  • Lyppard Grange Ponds Herefordshire, Worcestershire and Warwickshire
    This site, on the outskirts of Worcester, is set amongst a recent housing development on former pastoral farmland. The ponds are associated with good-quality terrestrial habitats, and are a remnant of a formerly more widespread newt habitat when large numbers of ponds were maintained for agricultural purposes.
  • Morecambe Bay Cumbria, Extra-Regio, Lancashire
    The site, located on the southern shore of the Duddon estuary in north-west England, consists of a large sand dune complex containing both permanent and ephemeral waterbodies and man-made scrapes. Breeding colonies of great-created newts are known in approximately 20 of these ponds, and are believed to utilise 200 ha of the 282 ha site, foraging widely over foreshore, yellow dunes, dune-heath and scrub.
  • Orton Pit East Anglia
    Orton Pit in the East Midlands contains the largest known population of great crested newt Triturus cristatus in the UK and possibly in Europe. The extensive pond systems occupy disused ridge and furrow areas created by clay workings, at various successional stages. Management of water levels and predatory fish is essential for the maintenance of the newt population. New ponds are created in ways that allow water control, and measures are taken to encourage rapid colonisation by newts in order to maintain the population. The range of habitats found throughout the site, including surrounding areas of grassland and scrub, provide good conditions for feeding and sheltering newts.
  • Peter's Pit Kent
    Peter’s Pit is an old chalk quarry situated in the North Downs in north Kent, with large ponds situated amongst grassland, scrub and woodland. The ponds have widely fluctuating water levels and large great crested newt Triturus cristatus populations have been recorded breeding here.
  • Rixton Clay Pits Cheshire
    Situated east of Warrington, this site comprises parts of an extensive disused brickworks excavated in glacial boulder clay. The excavation has left a series of hollows, which have filled with water since workings ceased in the 1960s, leading to a variety of pond sizes. New ponds have also been created more recently for wildlife and amenity purposes. Great crested newt Triturus cristatus are known to occur in at least 20 ponds across the site. The site also supports species-rich grassland, scrub and mature secondary woodland.
  • Turflundie Wood Eastern Scotland
    The pond cluster is mostly within an area of planted, mature conifer forest, with open areas of mire and some heath also present. Records for ‘Turflundie fire pond’ date back to the mid/late 1960s. There is also a good record of presence in Lady Loch SSSI. More recently there has been a programme of pond creation on the site, specifically geared to improving the habitat quality for great crested newt Triturus cristatus. They have now been recorded breeding in eight ponds and recorded as present at a further two ponds. This is the most northerly known cluster of great crested newt ponds in the UK and is at about 250 m above sea level. Turflundie Wood is therefore an important representative site near to the extreme northern part of the species’ UK range.
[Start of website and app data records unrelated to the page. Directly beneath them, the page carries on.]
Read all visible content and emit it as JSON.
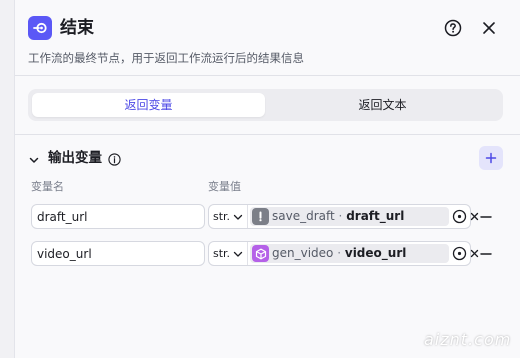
{
  "header": {
    "title": "结束",
    "description": "工作流的最终节点，用于返回工作流运行后的结果信息",
    "node_icon": "end-node-icon",
    "help_icon": "help-circle-icon",
    "close_icon": "close-icon"
  },
  "tabs": [
    {
      "label": "返回变量",
      "active": true
    },
    {
      "label": "返回文本",
      "active": false
    }
  ],
  "output_section": {
    "title": "输出变量",
    "columns": {
      "name": "变量名",
      "value": "变量值"
    },
    "rows": [
      {
        "name": "draft_url",
        "type": "str.",
        "ref_node": "save_draft",
        "ref_sep": "·",
        "ref_field": "draft_url",
        "ref_icon": "exclamation-icon",
        "ref_icon_color": "#7c7f88"
      },
      {
        "name": "video_url",
        "type": "str.",
        "ref_node": "gen_video",
        "ref_sep": "·",
        "ref_field": "video_url",
        "ref_icon": "cube-icon",
        "ref_icon_color": "#b561e8"
      }
    ]
  },
  "colors": {
    "accent": "#5b58f6",
    "tab_active_text": "#4c48e6",
    "panel_bg": "#f9f9fb"
  },
  "watermark": "aiznt.com"
}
SACs where this Annex II species is a qualifying feature, but not a primary reason for site selection

Many designated sites are on private land: the listing of a site in these pages does not imply any right of public access.

Please note that the map shows sites where the presence of a feature is classed as ‘grade d’, but these sites are not listed. This is because ‘grade d’ indicates a non-significant presence.